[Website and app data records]
****

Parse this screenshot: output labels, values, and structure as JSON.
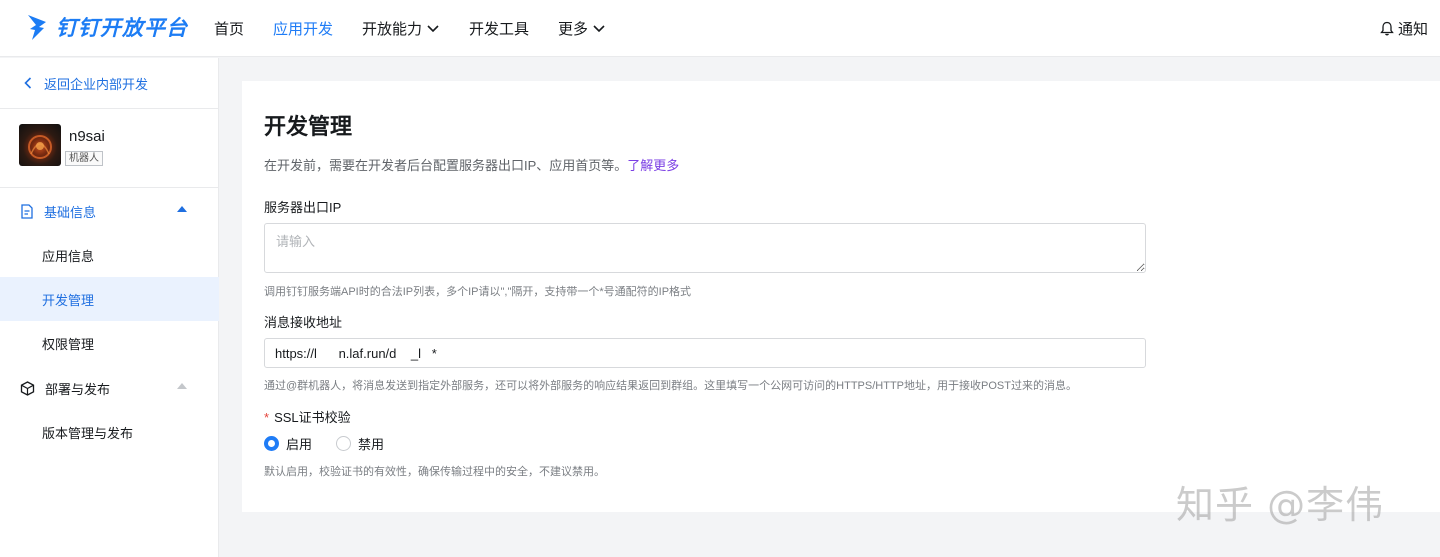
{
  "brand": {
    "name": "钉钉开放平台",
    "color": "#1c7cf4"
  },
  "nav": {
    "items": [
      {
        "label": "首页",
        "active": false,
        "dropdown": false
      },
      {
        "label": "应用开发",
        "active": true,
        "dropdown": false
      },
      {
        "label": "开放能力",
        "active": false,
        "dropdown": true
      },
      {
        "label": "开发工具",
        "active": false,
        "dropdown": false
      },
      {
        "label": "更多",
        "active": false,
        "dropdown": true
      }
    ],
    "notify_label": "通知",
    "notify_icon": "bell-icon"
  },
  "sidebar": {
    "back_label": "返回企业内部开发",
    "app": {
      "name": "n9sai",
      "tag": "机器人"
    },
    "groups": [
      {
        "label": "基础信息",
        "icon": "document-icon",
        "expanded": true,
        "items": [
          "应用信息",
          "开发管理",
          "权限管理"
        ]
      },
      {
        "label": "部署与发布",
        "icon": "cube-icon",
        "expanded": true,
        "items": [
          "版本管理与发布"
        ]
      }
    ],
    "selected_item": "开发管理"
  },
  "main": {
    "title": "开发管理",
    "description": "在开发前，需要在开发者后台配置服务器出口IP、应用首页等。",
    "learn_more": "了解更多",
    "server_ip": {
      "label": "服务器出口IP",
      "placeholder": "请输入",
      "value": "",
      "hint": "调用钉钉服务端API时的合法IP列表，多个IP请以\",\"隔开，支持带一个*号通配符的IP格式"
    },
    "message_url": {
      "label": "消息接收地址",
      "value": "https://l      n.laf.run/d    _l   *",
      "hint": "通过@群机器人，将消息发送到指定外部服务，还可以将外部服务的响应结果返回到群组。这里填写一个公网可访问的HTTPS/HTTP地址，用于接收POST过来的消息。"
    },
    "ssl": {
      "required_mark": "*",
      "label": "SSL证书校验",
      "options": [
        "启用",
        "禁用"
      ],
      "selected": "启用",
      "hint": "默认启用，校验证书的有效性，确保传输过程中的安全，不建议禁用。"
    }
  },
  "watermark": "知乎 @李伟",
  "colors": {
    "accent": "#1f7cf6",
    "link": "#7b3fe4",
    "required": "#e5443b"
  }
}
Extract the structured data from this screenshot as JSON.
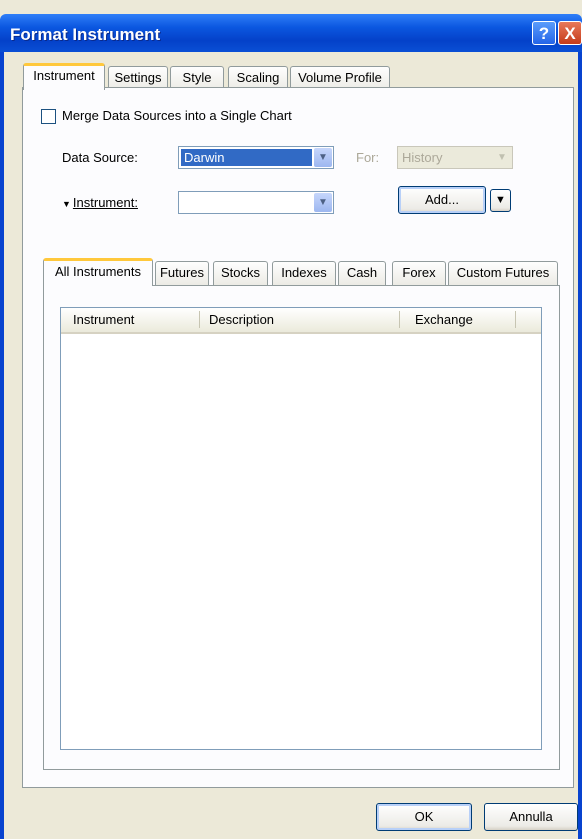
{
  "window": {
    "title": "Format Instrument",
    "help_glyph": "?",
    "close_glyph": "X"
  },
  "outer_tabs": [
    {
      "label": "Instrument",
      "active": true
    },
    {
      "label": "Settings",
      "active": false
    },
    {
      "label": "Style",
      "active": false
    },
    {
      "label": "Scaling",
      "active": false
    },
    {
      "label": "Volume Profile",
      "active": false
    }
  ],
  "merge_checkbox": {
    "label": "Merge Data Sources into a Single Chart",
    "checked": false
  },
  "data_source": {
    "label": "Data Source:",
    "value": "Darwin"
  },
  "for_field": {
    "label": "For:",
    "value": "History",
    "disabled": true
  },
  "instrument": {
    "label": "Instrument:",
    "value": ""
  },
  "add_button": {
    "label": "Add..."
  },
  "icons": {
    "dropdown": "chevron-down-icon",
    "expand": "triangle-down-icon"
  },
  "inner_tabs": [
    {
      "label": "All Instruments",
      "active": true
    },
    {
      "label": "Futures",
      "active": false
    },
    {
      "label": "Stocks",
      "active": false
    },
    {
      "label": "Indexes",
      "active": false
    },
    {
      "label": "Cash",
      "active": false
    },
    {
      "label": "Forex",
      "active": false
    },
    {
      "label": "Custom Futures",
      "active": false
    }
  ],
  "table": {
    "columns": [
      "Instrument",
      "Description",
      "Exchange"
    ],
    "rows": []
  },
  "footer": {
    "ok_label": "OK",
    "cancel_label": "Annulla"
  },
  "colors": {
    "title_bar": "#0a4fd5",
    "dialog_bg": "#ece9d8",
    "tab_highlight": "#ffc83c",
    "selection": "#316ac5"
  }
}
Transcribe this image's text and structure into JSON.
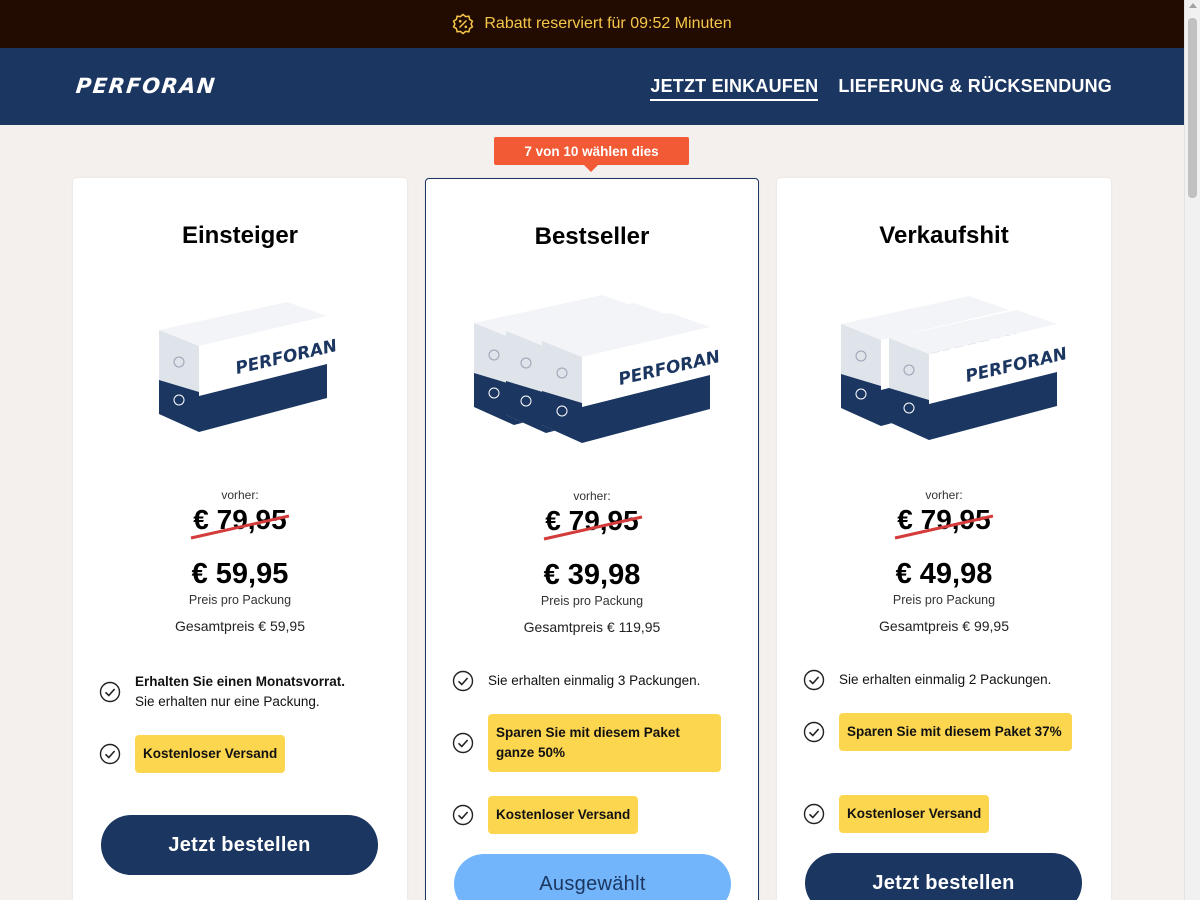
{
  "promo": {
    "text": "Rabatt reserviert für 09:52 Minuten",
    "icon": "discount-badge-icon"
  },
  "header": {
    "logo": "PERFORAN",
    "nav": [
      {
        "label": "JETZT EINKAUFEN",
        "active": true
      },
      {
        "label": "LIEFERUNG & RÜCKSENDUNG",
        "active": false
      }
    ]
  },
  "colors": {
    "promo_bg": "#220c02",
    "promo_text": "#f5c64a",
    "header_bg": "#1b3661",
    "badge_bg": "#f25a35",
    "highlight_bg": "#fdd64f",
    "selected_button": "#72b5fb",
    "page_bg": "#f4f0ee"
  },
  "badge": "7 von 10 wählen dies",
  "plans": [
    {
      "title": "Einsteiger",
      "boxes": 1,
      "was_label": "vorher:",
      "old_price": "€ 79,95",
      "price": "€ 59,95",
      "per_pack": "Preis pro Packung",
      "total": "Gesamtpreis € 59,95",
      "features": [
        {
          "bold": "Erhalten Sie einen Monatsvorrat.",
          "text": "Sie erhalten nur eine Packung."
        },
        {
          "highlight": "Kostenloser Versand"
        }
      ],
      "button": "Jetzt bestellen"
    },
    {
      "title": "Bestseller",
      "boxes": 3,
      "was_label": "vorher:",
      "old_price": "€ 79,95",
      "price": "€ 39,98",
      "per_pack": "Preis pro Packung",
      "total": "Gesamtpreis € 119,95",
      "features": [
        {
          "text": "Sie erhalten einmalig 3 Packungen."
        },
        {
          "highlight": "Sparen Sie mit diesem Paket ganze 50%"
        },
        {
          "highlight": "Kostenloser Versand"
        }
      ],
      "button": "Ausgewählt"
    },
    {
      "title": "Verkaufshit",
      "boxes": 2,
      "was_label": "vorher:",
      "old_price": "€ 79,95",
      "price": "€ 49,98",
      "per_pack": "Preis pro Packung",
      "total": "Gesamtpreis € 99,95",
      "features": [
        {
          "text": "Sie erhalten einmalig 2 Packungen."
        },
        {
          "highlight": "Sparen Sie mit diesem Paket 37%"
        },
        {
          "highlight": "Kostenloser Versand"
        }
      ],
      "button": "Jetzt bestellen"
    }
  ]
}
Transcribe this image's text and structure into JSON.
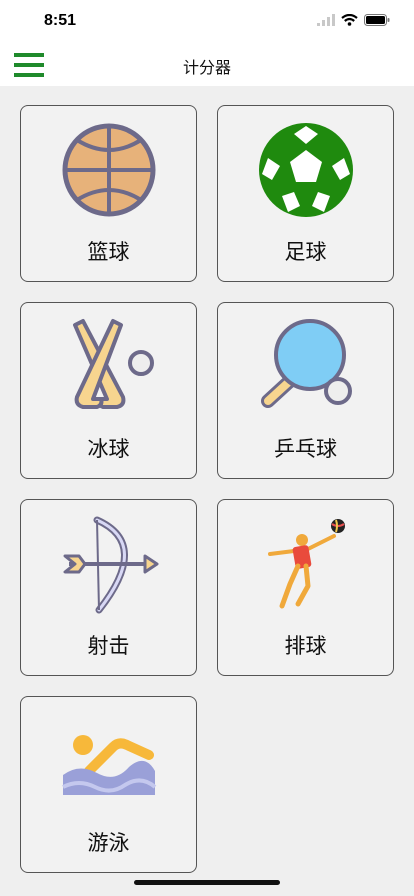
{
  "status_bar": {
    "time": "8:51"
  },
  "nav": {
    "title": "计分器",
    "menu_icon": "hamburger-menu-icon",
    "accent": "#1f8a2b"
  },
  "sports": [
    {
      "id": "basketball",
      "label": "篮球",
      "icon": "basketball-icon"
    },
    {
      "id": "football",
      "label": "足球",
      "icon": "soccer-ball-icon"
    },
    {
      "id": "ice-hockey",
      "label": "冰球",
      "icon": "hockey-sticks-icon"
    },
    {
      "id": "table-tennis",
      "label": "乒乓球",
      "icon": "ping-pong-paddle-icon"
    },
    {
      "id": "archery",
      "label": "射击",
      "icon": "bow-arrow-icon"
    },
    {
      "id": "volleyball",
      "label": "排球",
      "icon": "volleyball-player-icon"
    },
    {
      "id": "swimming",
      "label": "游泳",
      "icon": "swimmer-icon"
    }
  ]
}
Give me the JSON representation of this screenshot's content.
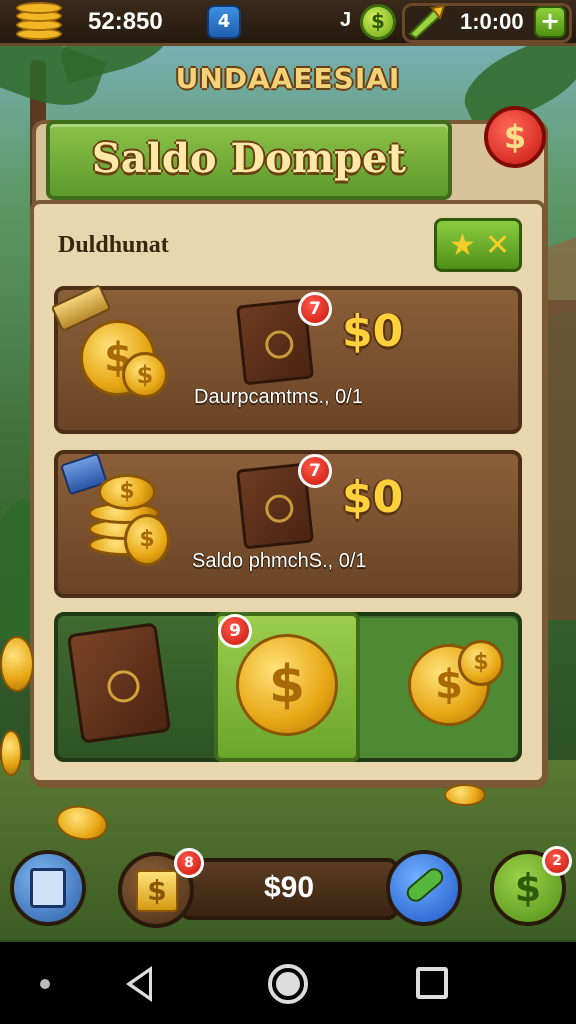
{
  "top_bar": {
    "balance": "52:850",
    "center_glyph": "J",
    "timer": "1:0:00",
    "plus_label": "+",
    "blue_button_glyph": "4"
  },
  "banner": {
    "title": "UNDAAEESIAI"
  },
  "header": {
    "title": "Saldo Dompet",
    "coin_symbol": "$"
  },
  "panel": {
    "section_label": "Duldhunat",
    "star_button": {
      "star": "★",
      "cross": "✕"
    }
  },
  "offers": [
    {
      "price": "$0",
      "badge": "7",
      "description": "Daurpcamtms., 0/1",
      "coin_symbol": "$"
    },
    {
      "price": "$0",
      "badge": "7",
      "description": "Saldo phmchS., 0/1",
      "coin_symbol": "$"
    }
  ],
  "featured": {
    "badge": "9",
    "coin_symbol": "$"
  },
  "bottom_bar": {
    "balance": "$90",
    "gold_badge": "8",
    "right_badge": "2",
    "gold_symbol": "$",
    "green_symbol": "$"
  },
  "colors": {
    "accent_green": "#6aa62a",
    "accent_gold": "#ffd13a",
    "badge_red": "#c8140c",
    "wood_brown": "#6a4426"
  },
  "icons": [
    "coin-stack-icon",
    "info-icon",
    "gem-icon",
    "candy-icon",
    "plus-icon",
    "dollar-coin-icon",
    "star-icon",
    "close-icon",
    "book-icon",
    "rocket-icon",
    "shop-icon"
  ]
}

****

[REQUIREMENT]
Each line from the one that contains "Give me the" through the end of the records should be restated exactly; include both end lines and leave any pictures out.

[TASK ANSWER]
Give me the JSON representation of this screenshot's content.
{
  "top_bar": {
    "balance": "52:850",
    "center_glyph": "J",
    "timer": "1:0:00",
    "plus_label": "+",
    "blue_button_glyph": "4"
  },
  "banner": {
    "title": "UNDAAEESIAI"
  },
  "header": {
    "title": "Saldo Dompet",
    "coin_symbol": "$"
  },
  "panel": {
    "section_label": "Duldhunat",
    "star_button": {
      "star": "★",
      "cross": "✕"
    }
  },
  "offers": [
    {
      "price": "$0",
      "badge": "7",
      "description": "Daurpcamtms., 0/1",
      "coin_symbol": "$"
    },
    {
      "price": "$0",
      "badge": "7",
      "description": "Saldo phmchS., 0/1",
      "coin_symbol": "$"
    }
  ],
  "featured": {
    "badge": "9",
    "coin_symbol": "$"
  },
  "bottom_bar": {
    "balance": "$90",
    "gold_badge": "8",
    "right_badge": "2",
    "gold_symbol": "$",
    "green_symbol": "$"
  },
  "colors": {
    "accent_green": "#6aa62a",
    "accent_gold": "#ffd13a",
    "badge_red": "#c8140c",
    "wood_brown": "#6a4426"
  },
  "icons": [
    "coin-stack-icon",
    "info-icon",
    "gem-icon",
    "candy-icon",
    "plus-icon",
    "dollar-coin-icon",
    "star-icon",
    "close-icon",
    "book-icon",
    "rocket-icon",
    "shop-icon"
  ]
}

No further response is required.